/---

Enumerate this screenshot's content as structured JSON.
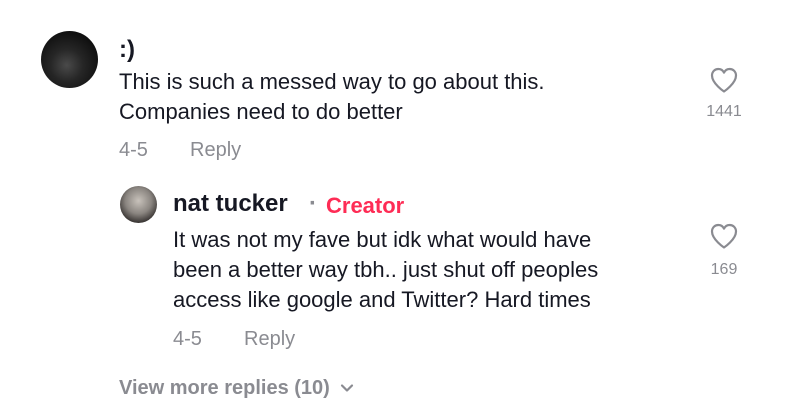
{
  "comments": [
    {
      "username": ":)",
      "text": "This is such a messed way to go about this.\nCompanies need to do better",
      "date": "4-5",
      "reply_label": "Reply",
      "likes": "1441"
    },
    {
      "username": "nat tucker",
      "separator": "·",
      "badge": "Creator",
      "text": "It was not my fave but idk what would have\nbeen a better way tbh.. just shut off peoples\naccess like google and Twitter? Hard times",
      "date": "4-5",
      "reply_label": "Reply",
      "likes": "169"
    }
  ],
  "view_more_label": "View more replies (10)",
  "icons": {
    "like": "heart-outline-icon",
    "expand": "chevron-down-icon"
  },
  "colors": {
    "creator_badge": "#fe2c55",
    "muted": "#8a8b91",
    "text": "#161823"
  }
}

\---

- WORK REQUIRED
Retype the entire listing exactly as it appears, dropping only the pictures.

- SOLUTION
Enumerate this screenshot's content as structured JSON.
{
  "comments": [
    {
      "username": ":)",
      "text": "This is such a messed way to go about this.\nCompanies need to do better",
      "date": "4-5",
      "reply_label": "Reply",
      "likes": "1441"
    },
    {
      "username": "nat tucker",
      "separator": "·",
      "badge": "Creator",
      "text": "It was not my fave but idk what would have\nbeen a better way tbh.. just shut off peoples\naccess like google and Twitter? Hard times",
      "date": "4-5",
      "reply_label": "Reply",
      "likes": "169"
    }
  ],
  "view_more_label": "View more replies (10)",
  "icons": {
    "like": "heart-outline-icon",
    "expand": "chevron-down-icon"
  },
  "colors": {
    "creator_badge": "#fe2c55",
    "muted": "#8a8b91",
    "text": "#161823"
  }
}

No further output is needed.